CALIFORNIA | LOCAL
October 3, 2007 |
Randy Van Horne, whose Randy Van Horne Singers performed the theme songs for "The Flintstones," "The Jetsons," "The Huckleberry Hound Show" and several other popular television cartoons of the 1960s, has died. He was 83. Van Horne died of cancer Sept. 26 at the Motion Picture and Television Country House and Hospital in Woodland Hills, said his son, Mark. In the late 1940s, Van Horne began his career in Los Angeles as a studio musician.
June 9, 1995 |
Frequenting the cocktail lounges in your neighborhood is a good start, but what to do when you get back to your bache lor/bachelorette pad? Dust off your turntable. The best--and cheapest--way to amass a good lounge music collection is by rummaging through bins of 50-cent records at garage sales and thrift stores, says collector Kevin "Mr. Fabulous" Trantow. The up-and-coming hepcat can afford to take musical risks at that rate.
October 20, 2006 |
Start talking with Colin Larkin, editor of the "Encyclopedia of Popular Music," and free association kicks in. Anything, anyone, might come up. Dave "Baby" Cortez, for example. And that's exactly what Larkin intends. "The whole point of the EPM is to enthuse people," says Larkin, whose own obsession with pop over half a century has evolved into a full-time business. The fourth edition of the reference work, now expanded to 10 volumes encompassing 3.

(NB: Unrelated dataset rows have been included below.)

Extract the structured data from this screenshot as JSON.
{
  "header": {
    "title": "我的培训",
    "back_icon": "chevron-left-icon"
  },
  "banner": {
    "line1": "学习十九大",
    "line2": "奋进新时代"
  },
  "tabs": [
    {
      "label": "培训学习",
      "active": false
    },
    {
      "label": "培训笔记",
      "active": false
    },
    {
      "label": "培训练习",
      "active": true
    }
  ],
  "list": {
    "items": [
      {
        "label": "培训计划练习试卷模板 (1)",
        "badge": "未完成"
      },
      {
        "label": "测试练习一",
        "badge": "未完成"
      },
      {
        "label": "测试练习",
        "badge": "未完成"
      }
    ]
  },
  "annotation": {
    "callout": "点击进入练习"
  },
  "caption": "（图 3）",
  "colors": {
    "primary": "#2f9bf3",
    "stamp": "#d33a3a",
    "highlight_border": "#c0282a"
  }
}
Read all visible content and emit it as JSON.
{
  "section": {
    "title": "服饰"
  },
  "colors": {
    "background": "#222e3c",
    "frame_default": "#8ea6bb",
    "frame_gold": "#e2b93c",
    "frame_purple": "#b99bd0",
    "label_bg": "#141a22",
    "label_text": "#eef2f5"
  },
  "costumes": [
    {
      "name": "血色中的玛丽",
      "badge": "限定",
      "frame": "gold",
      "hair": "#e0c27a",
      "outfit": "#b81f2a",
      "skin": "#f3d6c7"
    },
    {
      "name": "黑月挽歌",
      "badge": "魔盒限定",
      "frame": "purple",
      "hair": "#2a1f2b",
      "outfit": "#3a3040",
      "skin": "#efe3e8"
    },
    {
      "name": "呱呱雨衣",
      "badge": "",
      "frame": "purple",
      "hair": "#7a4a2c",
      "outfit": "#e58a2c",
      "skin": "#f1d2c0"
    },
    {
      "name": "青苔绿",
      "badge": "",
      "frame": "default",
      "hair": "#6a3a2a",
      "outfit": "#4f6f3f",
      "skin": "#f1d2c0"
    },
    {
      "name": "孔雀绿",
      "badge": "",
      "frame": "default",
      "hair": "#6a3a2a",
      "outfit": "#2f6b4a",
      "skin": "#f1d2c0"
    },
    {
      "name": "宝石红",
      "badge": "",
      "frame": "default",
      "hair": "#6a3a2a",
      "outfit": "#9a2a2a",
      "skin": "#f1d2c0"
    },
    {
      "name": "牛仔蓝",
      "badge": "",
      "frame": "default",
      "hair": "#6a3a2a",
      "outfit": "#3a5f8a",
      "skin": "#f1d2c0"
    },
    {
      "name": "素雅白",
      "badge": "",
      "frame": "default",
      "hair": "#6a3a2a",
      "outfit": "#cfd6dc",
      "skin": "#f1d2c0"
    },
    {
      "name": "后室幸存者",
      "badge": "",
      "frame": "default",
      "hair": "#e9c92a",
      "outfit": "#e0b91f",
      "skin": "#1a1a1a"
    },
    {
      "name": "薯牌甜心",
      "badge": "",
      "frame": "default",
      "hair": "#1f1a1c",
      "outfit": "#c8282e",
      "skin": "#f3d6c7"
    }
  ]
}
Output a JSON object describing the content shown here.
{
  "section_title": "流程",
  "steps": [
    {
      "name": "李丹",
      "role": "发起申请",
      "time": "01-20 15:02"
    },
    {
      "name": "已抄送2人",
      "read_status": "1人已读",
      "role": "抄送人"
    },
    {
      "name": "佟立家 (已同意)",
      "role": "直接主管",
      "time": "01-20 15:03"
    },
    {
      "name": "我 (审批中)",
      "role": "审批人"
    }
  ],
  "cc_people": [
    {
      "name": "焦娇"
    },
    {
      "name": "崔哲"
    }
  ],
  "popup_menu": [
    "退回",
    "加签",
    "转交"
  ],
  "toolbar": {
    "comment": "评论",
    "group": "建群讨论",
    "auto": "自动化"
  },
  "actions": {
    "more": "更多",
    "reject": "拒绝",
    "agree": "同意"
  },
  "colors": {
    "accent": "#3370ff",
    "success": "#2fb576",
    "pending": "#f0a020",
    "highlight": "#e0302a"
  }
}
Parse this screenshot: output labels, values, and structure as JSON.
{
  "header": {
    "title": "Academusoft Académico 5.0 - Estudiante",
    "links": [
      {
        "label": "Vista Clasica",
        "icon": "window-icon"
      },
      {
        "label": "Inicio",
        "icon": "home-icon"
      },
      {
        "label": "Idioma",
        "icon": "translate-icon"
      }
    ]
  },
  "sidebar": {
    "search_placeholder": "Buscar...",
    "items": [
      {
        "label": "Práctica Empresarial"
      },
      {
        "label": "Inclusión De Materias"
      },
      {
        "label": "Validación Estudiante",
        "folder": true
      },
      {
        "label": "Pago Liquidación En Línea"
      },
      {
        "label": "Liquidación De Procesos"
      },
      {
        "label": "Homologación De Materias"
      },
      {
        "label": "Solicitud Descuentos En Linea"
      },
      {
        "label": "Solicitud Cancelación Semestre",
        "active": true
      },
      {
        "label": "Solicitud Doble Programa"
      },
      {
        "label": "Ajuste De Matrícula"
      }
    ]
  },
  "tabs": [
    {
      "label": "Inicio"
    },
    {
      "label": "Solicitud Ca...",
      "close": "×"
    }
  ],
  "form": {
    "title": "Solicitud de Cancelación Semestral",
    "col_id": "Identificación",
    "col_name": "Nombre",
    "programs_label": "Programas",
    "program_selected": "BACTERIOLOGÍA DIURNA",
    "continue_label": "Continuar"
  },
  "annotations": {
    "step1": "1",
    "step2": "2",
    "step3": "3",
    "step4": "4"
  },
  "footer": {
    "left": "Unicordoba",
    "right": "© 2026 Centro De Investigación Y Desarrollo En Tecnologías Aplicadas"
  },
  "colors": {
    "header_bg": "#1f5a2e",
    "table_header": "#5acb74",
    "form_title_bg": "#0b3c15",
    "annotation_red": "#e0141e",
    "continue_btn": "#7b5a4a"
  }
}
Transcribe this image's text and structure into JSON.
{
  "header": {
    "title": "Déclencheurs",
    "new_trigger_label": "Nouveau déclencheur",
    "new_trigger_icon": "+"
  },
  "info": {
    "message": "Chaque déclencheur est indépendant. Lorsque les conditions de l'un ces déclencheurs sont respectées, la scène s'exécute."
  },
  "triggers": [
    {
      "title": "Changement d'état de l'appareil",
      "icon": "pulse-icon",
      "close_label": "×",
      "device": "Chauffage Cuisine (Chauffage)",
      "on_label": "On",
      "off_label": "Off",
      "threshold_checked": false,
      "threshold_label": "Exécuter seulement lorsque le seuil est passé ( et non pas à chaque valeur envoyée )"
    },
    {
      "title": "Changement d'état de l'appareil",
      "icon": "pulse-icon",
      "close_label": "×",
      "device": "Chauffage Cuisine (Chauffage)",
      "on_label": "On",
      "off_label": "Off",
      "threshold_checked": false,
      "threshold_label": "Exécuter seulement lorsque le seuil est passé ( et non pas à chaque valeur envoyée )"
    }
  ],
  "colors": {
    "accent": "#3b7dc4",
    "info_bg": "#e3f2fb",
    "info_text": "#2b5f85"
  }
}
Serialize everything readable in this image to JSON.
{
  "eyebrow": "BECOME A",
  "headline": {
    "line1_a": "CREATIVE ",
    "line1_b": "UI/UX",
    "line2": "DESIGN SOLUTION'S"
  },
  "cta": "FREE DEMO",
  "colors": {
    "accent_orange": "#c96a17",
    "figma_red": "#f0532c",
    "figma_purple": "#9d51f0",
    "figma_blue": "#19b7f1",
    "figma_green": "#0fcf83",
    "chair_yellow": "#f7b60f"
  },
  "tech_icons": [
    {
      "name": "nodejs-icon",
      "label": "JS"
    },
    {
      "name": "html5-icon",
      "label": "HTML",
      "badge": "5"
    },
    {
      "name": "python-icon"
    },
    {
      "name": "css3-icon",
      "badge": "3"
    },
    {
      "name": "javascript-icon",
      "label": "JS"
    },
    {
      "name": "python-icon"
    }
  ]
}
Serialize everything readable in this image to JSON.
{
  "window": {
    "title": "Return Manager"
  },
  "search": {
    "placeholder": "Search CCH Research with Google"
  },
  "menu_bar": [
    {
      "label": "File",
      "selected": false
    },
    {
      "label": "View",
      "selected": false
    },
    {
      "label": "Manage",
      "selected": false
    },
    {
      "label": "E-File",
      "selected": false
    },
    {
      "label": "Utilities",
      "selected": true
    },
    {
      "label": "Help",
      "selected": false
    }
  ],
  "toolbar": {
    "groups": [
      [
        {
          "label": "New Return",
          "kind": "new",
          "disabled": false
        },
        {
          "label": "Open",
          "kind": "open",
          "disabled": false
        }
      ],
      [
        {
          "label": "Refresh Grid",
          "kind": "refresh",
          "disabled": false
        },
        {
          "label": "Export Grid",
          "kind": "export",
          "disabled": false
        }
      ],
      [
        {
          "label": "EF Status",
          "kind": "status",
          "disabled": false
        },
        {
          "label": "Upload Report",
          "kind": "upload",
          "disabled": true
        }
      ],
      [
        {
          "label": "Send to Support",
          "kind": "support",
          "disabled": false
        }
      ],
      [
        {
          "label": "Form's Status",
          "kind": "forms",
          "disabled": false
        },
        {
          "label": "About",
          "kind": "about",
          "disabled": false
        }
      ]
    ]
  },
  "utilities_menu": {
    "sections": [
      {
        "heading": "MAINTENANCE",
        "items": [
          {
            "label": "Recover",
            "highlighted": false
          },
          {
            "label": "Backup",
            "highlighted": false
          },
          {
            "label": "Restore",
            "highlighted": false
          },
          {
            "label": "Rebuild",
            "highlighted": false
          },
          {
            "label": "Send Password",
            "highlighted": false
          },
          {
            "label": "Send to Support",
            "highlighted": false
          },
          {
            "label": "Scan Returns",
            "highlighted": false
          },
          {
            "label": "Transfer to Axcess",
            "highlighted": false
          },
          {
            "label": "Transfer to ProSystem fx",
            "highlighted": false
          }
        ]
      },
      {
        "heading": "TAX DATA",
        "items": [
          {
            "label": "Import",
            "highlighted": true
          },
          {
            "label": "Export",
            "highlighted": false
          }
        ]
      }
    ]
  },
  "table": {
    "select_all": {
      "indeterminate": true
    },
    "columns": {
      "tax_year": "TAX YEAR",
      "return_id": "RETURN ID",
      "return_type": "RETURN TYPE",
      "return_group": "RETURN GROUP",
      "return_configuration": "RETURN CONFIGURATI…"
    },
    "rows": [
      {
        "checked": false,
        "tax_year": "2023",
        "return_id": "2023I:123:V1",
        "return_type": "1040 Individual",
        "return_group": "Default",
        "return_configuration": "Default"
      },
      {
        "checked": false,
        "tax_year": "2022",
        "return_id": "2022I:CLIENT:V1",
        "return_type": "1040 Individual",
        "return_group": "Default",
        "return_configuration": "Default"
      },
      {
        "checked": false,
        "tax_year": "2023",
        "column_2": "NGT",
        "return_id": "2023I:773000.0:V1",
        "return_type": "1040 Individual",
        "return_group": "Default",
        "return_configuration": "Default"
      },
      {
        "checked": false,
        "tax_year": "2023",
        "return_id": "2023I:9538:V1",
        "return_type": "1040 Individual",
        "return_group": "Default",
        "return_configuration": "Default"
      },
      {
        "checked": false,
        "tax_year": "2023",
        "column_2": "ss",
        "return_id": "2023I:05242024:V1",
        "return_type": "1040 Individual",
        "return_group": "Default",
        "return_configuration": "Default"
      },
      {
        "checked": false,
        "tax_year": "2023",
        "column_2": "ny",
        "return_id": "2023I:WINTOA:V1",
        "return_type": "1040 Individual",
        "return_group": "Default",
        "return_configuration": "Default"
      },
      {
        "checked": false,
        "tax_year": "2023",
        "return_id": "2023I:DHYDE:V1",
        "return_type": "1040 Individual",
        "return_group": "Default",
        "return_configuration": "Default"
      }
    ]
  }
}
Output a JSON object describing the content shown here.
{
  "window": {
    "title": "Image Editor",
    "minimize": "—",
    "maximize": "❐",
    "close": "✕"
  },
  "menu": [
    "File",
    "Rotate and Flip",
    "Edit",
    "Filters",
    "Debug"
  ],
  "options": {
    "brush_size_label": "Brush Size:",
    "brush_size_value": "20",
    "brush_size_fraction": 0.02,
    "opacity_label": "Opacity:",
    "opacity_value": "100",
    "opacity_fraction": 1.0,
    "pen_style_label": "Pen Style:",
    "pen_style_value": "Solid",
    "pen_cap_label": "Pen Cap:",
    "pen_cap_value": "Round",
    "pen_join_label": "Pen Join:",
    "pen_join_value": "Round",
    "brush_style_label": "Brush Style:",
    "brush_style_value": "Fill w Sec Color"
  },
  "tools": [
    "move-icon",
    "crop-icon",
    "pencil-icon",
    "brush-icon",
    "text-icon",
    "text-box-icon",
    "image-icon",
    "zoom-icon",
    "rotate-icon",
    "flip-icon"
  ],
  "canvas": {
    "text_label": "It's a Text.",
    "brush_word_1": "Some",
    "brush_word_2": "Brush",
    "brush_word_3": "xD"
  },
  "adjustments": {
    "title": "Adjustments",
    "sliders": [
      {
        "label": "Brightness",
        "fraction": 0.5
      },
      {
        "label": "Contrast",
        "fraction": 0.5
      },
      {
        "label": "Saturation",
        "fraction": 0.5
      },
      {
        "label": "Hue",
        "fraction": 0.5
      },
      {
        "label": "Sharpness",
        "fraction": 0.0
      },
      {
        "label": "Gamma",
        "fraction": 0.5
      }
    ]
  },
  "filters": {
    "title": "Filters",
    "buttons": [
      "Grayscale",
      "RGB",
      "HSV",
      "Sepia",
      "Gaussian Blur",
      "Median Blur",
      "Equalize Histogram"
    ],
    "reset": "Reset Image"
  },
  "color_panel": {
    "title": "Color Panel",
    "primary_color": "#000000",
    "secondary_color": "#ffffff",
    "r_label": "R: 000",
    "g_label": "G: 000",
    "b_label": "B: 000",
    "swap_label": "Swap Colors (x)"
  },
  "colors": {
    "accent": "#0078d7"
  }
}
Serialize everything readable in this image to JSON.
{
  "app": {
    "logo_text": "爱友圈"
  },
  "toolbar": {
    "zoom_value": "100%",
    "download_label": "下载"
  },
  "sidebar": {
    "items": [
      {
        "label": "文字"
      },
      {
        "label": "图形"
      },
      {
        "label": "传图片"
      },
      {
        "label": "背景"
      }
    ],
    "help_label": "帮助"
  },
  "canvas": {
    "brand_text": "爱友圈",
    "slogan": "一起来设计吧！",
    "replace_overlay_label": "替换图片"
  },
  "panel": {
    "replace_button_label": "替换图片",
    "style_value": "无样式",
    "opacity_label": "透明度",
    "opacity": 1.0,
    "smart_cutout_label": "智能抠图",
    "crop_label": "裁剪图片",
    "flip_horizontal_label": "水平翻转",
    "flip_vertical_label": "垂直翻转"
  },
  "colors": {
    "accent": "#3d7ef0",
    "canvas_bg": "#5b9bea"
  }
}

July 24, 2005 |
At first, filmmaker Gus Van Sant was so affected by Kurt Cobain's 1994 suicide that he wanted to make a biopic on the Seattle grunge musician's life. What he made instead -- "Last Days," which opened Friday in Los Angeles -- isn't one per se. Indeed, "Last Days" is best described as an impressionistic art/experimental film -- a mood piece -- that attempts to get inside the confused and agitated state of a rock musician named Blake, just before his suicide.
September 16, 2002 |
Once, on a street in Mexico City, David Harrington, the Kronos Quartet's first violinist, encountered a one-armed street musician playing standard melodies by blowing on the edge of an ivy leaf. It is an eerie sound, unlike any other, and you never forget it. Harrington knew instantly, he told the audience at UCLA's Royce Hall on Friday night, that one day Kronos had to play with Carlos Garcia.
April 14, 2002 |
**** KRONOS QUARTET "Nuevo" Nonesuch Sometimes, it takes outsiders to find fresh perspectives on a musical culture that natives take for granted. On this brilliant album, Argentine rock producer Gustavo Santaolalla teams with Kronos, the experimental U.S. string quartet, to create a revealing, impressionistic portrait of Mexican music, from the corrido to the classical. Though the 14 tracks span a century, the album's innovative interpretations earn its title, which means "new."